As the conditions in the Camp were wanting the unit moved to the new training facility of Camp Borden in late June. In September the unit received their orders to proceed overseas, but due to an outbreak of diphtheria they were detained in Amherst, Nova Scotia, for over a month. The unit finally sailed for Great Britain, on November 14th 1916.

On January 1st, 1917, the 147th Battalion ceased to exist when it became the nucleus for the 8th Reserve Battalion, whose task it was to supply reinforcements to the 58th Battalion and the 4th C.M.R. Harry was taken on strength of the 4th C.M.R. on April 22nd, 1917.

Harry served with the 4th C.M.R. through the action at Hill 70. It was on September 6th, 1917, when the Germans shelled the area the unit was in that Harry was wounded. Amongst the High Explosive rounds that fell amongst them that day was a new form of shell containing mustard gas. Harry suffered the effects of this gas, and being evacuated back to England for medical treatment, he was on the critically ill list for some time. He returned to the 4th C.M.R. on April 8th, 1918.

Upon Harry's return he went through a series of quick promotions, obtaining the rank of Lance-Sergeant on August 28th 1918.

Having been appointed Temporary Lieutenant, Harry Featherston was taken on strength of the 1st Central Ontario Regiment in Witley in early October of 1918, to undergo Officer Training. Upon being granted his commission Harry served the remainder of war with the 3rd Reserve Battalion and was struck off strength of the 4th C.M.R. on February 24th, 1919.

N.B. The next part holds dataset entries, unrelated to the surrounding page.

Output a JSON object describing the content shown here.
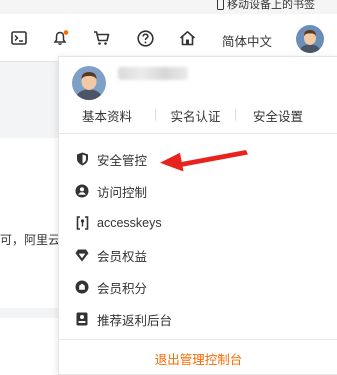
{
  "bookmark": {
    "label": "移动设备上的书签"
  },
  "header": {
    "icons": [
      "terminal-icon",
      "bell-icon",
      "cart-icon",
      "help-icon",
      "home-icon"
    ],
    "language": "简体中文",
    "notification_dot_color": "#ff6a00"
  },
  "background": {
    "partial_text": "可，阿里云"
  },
  "dropdown": {
    "tabs": [
      "基本资料",
      "实名认证",
      "安全设置"
    ],
    "items": [
      {
        "label": "安全管控",
        "icon": "shield-icon"
      },
      {
        "label": "访问控制",
        "icon": "user-circle-icon"
      },
      {
        "label": "accesskeys",
        "icon": "key-bracket-icon"
      },
      {
        "label": "会员权益",
        "icon": "diamond-icon"
      },
      {
        "label": "会员积分",
        "icon": "points-icon"
      },
      {
        "label": "推荐返利后台",
        "icon": "recommend-icon"
      }
    ],
    "footer": "退出管理控制台",
    "accent_color": "#ff6a00",
    "annotation_arrow_color": "#e8231e"
  }
}
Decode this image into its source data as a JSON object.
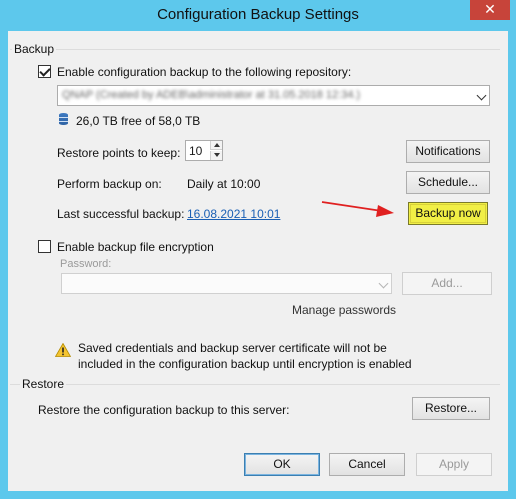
{
  "window": {
    "title": "Configuration Backup Settings",
    "close_label": "✕"
  },
  "backup": {
    "group_label": "Backup",
    "enable_label": "Enable configuration backup to the following repository:",
    "enable_checked": true,
    "repository_value": "QNAP (Created by ADEB\\administrator at 31.05.2018 12:34.)",
    "free_space": "26,0 TB free of 58,0 TB",
    "restore_points_label": "Restore points to keep:",
    "restore_points_value": "10",
    "notifications_button": "Notifications",
    "perform_label": "Perform backup on:",
    "perform_value": "Daily at 10:00",
    "schedule_button": "Schedule...",
    "last_label": "Last successful backup:",
    "last_value": "16.08.2021 10:01",
    "backup_now_button": "Backup now",
    "encryption_label": "Enable backup file encryption",
    "encryption_checked": false,
    "password_label": "Password:",
    "password_value": "",
    "add_button": "Add...",
    "manage_passwords": "Manage passwords",
    "warning_line1": "Saved credentials and backup server certificate will not be",
    "warning_line2": "included in the configuration backup until encryption is enabled"
  },
  "restore": {
    "group_label": "Restore",
    "restore_label": "Restore the configuration backup to this server:",
    "restore_button": "Restore..."
  },
  "footer": {
    "ok": "OK",
    "cancel": "Cancel",
    "apply": "Apply"
  },
  "colors": {
    "titlebar": "#5dc8ec",
    "close": "#c7443a",
    "highlight": "#f1ef45",
    "arrow": "#e02020",
    "link": "#1a5fb4"
  }
}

Credit and thanks for this biography go to George Auer.